§ Problem statement
Reproduce the entries that follow precisely, setting aside any images.
————————
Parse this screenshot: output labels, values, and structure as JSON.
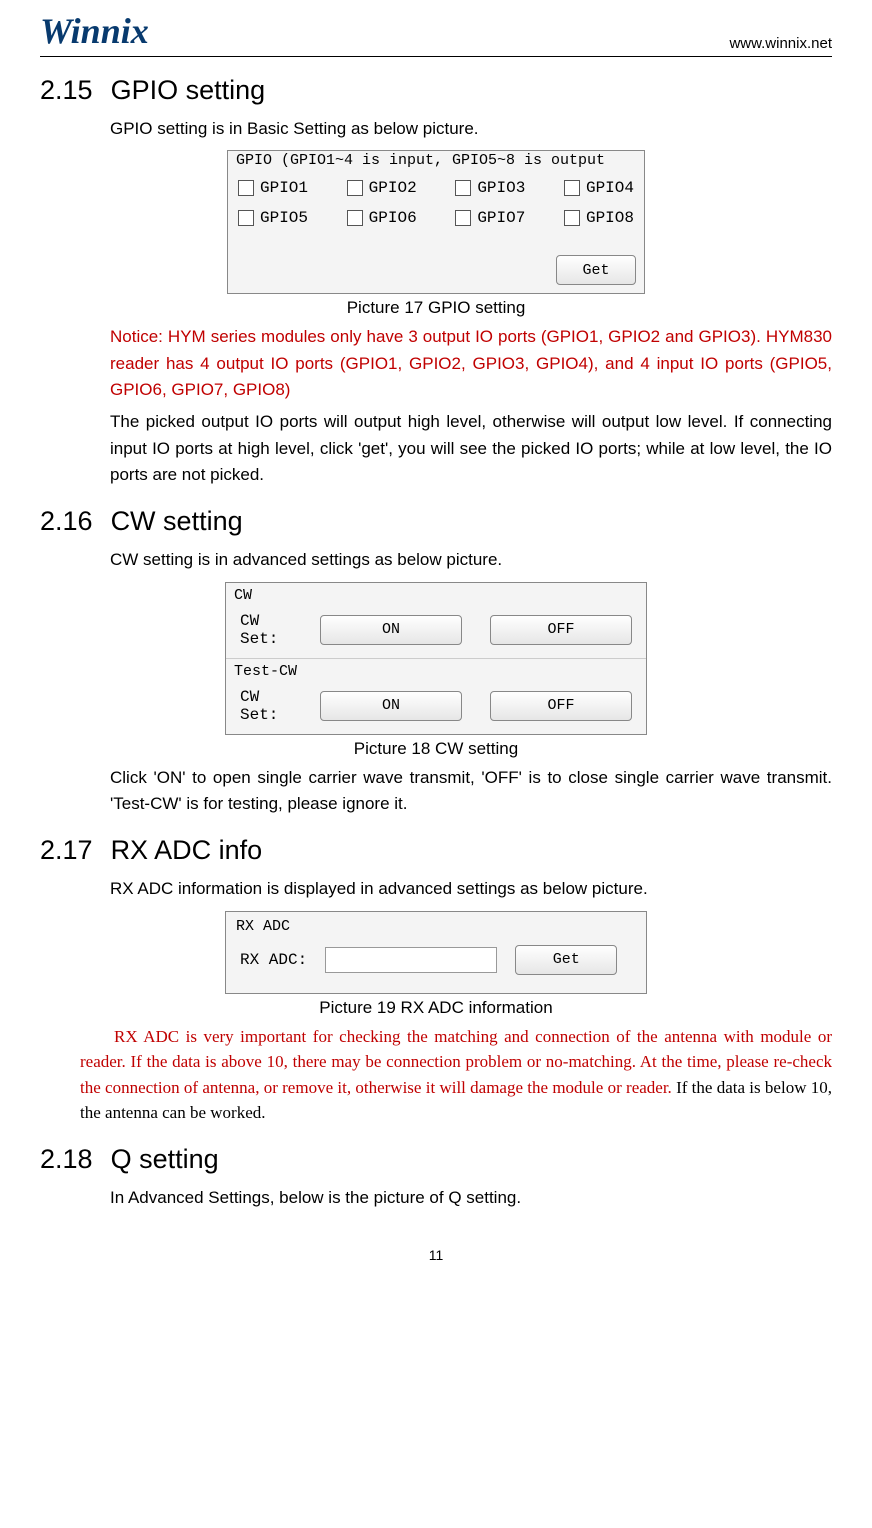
{
  "header": {
    "logo_text": "Winnix",
    "url": "www.winnix.net"
  },
  "sections": {
    "gpio": {
      "num": "2.15",
      "title": "GPIO setting",
      "intro": "GPIO setting is in Basic Setting as below picture.",
      "figure": {
        "group_title": "GPIO (GPIO1~4 is input, GPIO5~8 is output",
        "items": [
          "GPIO1",
          "GPIO2",
          "GPIO3",
          "GPIO4",
          "GPIO5",
          "GPIO6",
          "GPIO7",
          "GPIO8"
        ],
        "get_btn": "Get"
      },
      "caption": "Picture 17 GPIO setting",
      "notice": "Notice: HYM series modules only have 3 output IO ports (GPIO1, GPIO2 and GPIO3). HYM830 reader has 4 output IO ports (GPIO1, GPIO2, GPIO3, GPIO4), and 4 input IO ports (GPIO5, GPIO6, GPIO7, GPIO8)",
      "desc": "The picked output IO ports will output high level, otherwise will output low level. If connecting input IO ports at high level, click 'get', you will see the picked IO ports; while at low level, the IO ports are not picked."
    },
    "cw": {
      "num": "2.16",
      "title": "CW setting",
      "intro": "CW setting is in advanced settings as below picture.",
      "figure": {
        "group1": "CW",
        "group2": "Test-CW",
        "row_label": "CW Set:",
        "on_btn": "ON",
        "off_btn": "OFF"
      },
      "caption": "Picture 18 CW setting",
      "desc": "Click 'ON' to open single carrier wave transmit, 'OFF' is to close single carrier wave transmit. 'Test-CW' is for testing, please ignore it."
    },
    "rxadc": {
      "num": "2.17",
      "title": "RX ADC info",
      "intro": "RX ADC information is displayed in advanced settings as below picture.",
      "figure": {
        "group": "RX ADC",
        "row_label": "RX ADC:",
        "get_btn": "Get"
      },
      "caption": "Picture 19 RX ADC information",
      "warn_red": "RX ADC is very important for checking the matching and connection of the antenna with module or reader. If the data is above 10, there may be connection problem or no-matching. At the time, please re-check the connection of antenna, or remove it, otherwise it will damage the module or reader.",
      "warn_black": " If the data is below 10, the antenna can be worked."
    },
    "q": {
      "num": "2.18",
      "title": "Q setting",
      "intro": "In Advanced Settings, below is the picture of Q setting."
    }
  },
  "page_number": "11"
}
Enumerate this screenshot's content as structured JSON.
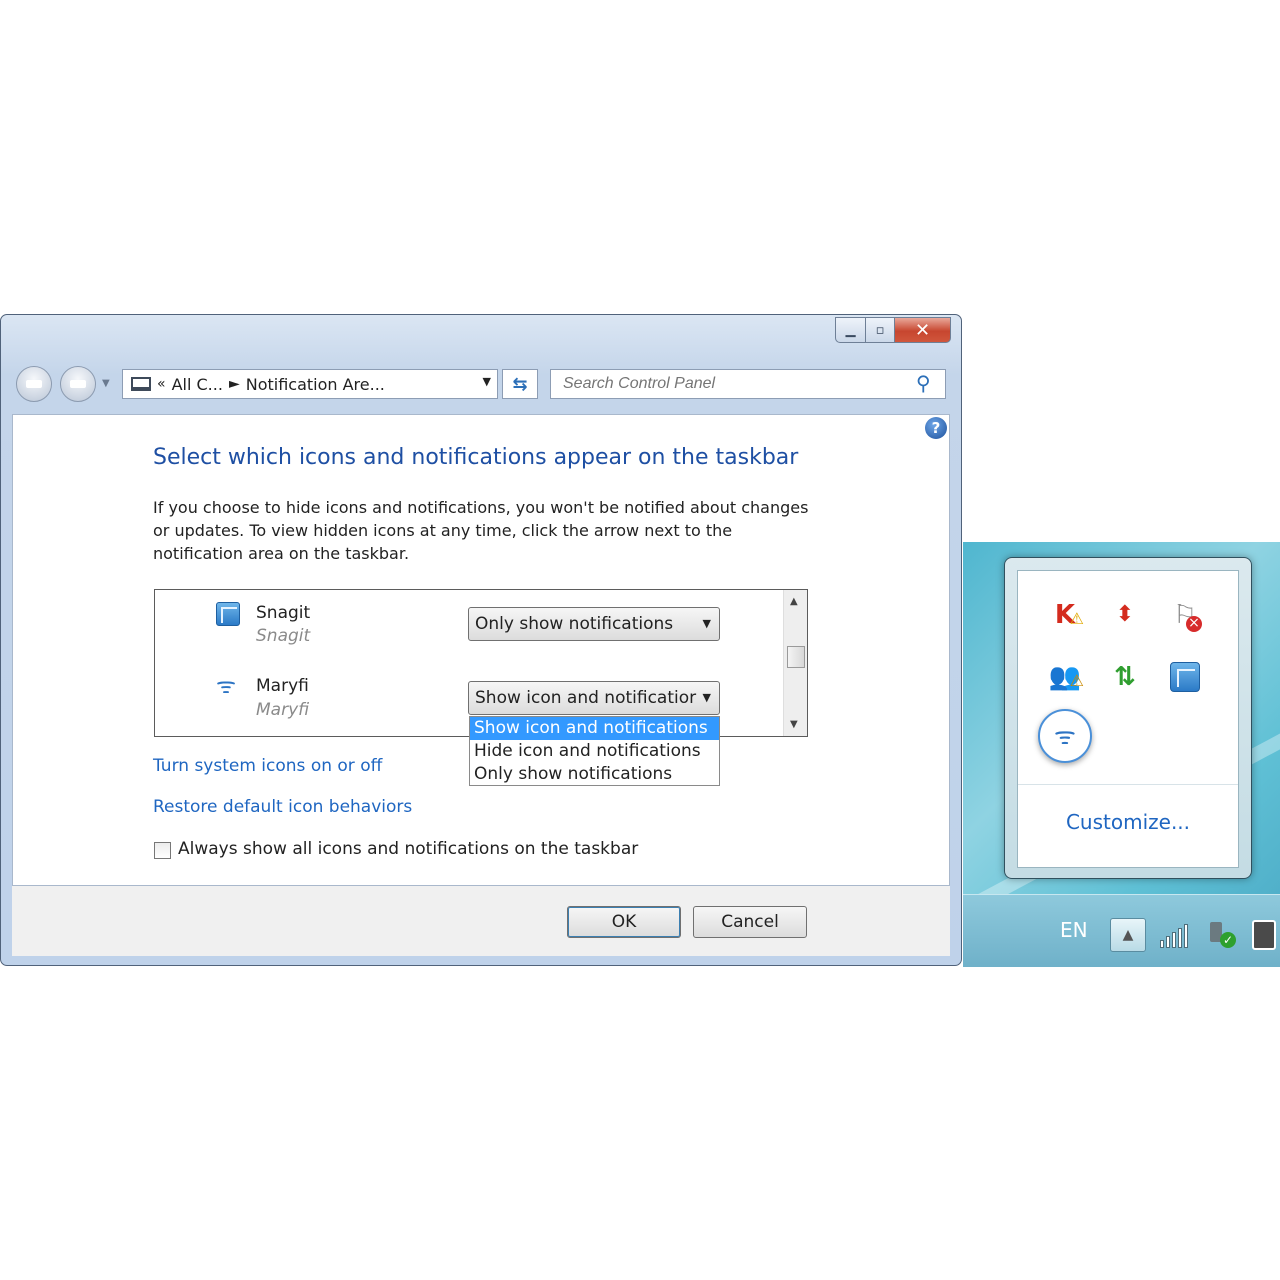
{
  "window": {
    "captions": {
      "minimize": "▁",
      "maximize": "▫",
      "close": "✕"
    },
    "address": {
      "chevron": "«",
      "crumb1": "All C...",
      "separator": "►",
      "crumb2": "Notification Are...",
      "dropdown": "▼"
    },
    "refresh": "⇆",
    "search": {
      "placeholder": "Search Control Panel",
      "value": ""
    },
    "help": "?",
    "title": "Select which icons and notifications appear on the taskbar",
    "description": "If you choose to hide icons and notifications, you won't be notified about changes or updates. To view hidden icons at any time, click the arrow next to the notification area on the taskbar.",
    "rows": [
      {
        "name": "Snagit",
        "subtitle": "Snagit",
        "behavior": "Only show notifications"
      },
      {
        "name": "Maryfi",
        "subtitle": "Maryfi",
        "behavior": "Show icon and notificatior"
      }
    ],
    "dropdown_options": [
      "Show icon and notifications",
      "Hide icon and notifications",
      "Only show notifications"
    ],
    "links": {
      "system_icons": "Turn system icons on or off",
      "restore": "Restore default icon behaviors"
    },
    "checkbox_label": "Always show all icons and notifications on the taskbar",
    "buttons": {
      "ok": "OK",
      "cancel": "Cancel"
    }
  },
  "tray": {
    "customize": "Customize...",
    "icons": {
      "updown": "⬍",
      "flag": "⚐",
      "users": "👥",
      "sync": "⇅",
      "wifi": "ᯤ"
    }
  },
  "taskbar": {
    "language": "EN",
    "show_hidden": "▲"
  }
}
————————
§ Output for this exercise
Parse this screenshot: output labels, values, and structure as JSON.
{
  "header": {
    "logo_text": "Winnix",
    "url": "www.winnix.net"
  },
  "sections": {
    "gpio": {
      "num": "2.15",
      "title": "GPIO setting",
      "intro": "GPIO setting is in Basic Setting as below picture.",
      "figure": {
        "group_title": "GPIO (GPIO1~4 is input, GPIO5~8 is output",
        "items": [
          "GPIO1",
          "GPIO2",
          "GPIO3",
          "GPIO4",
          "GPIO5",
          "GPIO6",
          "GPIO7",
          "GPIO8"
        ],
        "get_btn": "Get"
      },
      "caption": "Picture 17 GPIO setting",
      "notice": "Notice: HYM series modules only have 3 output IO ports (GPIO1, GPIO2 and GPIO3). HYM830 reader has 4 output IO ports (GPIO1, GPIO2, GPIO3, GPIO4), and 4 input IO ports (GPIO5, GPIO6, GPIO7, GPIO8)",
      "desc": "The picked output IO ports will output high level, otherwise will output low level. If connecting input IO ports at high level, click 'get', you will see the picked IO ports; while at low level, the IO ports are not picked."
    },
    "cw": {
      "num": "2.16",
      "title": "CW setting",
      "intro": "CW setting is in advanced settings as below picture.",
      "figure": {
        "group1": "CW",
        "group2": "Test-CW",
        "row_label": "CW Set:",
        "on_btn": "ON",
        "off_btn": "OFF"
      },
      "caption": "Picture 18 CW setting",
      "desc": "Click 'ON' to open single carrier wave transmit, 'OFF' is to close single carrier wave transmit. 'Test-CW' is for testing, please ignore it."
    },
    "rxadc": {
      "num": "2.17",
      "title": "RX ADC info",
      "intro": "RX ADC information is displayed in advanced settings as below picture.",
      "figure": {
        "group": "RX ADC",
        "row_label": "RX ADC:",
        "get_btn": "Get"
      },
      "caption": "Picture 19 RX ADC information",
      "warn_red": "RX ADC is very important for checking the matching and connection of the antenna with module or reader. If the data is above 10, there may be connection problem or no-matching. At the time, please re-check the connection of antenna, or remove it, otherwise it will damage the module or reader.",
      "warn_black": " If the data is below 10, the antenna can be worked."
    },
    "q": {
      "num": "2.18",
      "title": "Q setting",
      "intro": "In Advanced Settings, below is the picture of Q setting."
    }
  },
  "page_number": "11"
}
Enumerate this screenshot's content as structured JSON.
{
  "window": {
    "captions": {
      "minimize": "▁",
      "maximize": "▫",
      "close": "✕"
    },
    "address": {
      "chevron": "«",
      "crumb1": "All C...",
      "separator": "►",
      "crumb2": "Notification Are...",
      "dropdown": "▼"
    },
    "refresh": "⇆",
    "search": {
      "placeholder": "Search Control Panel",
      "value": ""
    },
    "help": "?",
    "title": "Select which icons and notifications appear on the taskbar",
    "description": "If you choose to hide icons and notifications, you won't be notified about changes or updates. To view hidden icons at any time, click the arrow next to the notification area on the taskbar.",
    "rows": [
      {
        "name": "Snagit",
        "subtitle": "Snagit",
        "behavior": "Only show notifications"
      },
      {
        "name": "Maryfi",
        "subtitle": "Maryfi",
        "behavior": "Show icon and notificatior"
      }
    ],
    "dropdown_options": [
      "Show icon and notifications",
      "Hide icon and notifications",
      "Only show notifications"
    ],
    "links": {
      "system_icons": "Turn system icons on or off",
      "restore": "Restore default icon behaviors"
    },
    "checkbox_label": "Always show all icons and notifications on the taskbar",
    "buttons": {
      "ok": "OK",
      "cancel": "Cancel"
    }
  },
  "tray": {
    "customize": "Customize...",
    "icons": {
      "updown": "⬍",
      "flag": "⚐",
      "users": "👥",
      "sync": "⇅",
      "wifi": "ᯤ"
    }
  },
  "taskbar": {
    "language": "EN",
    "show_hidden": "▲"
  }
}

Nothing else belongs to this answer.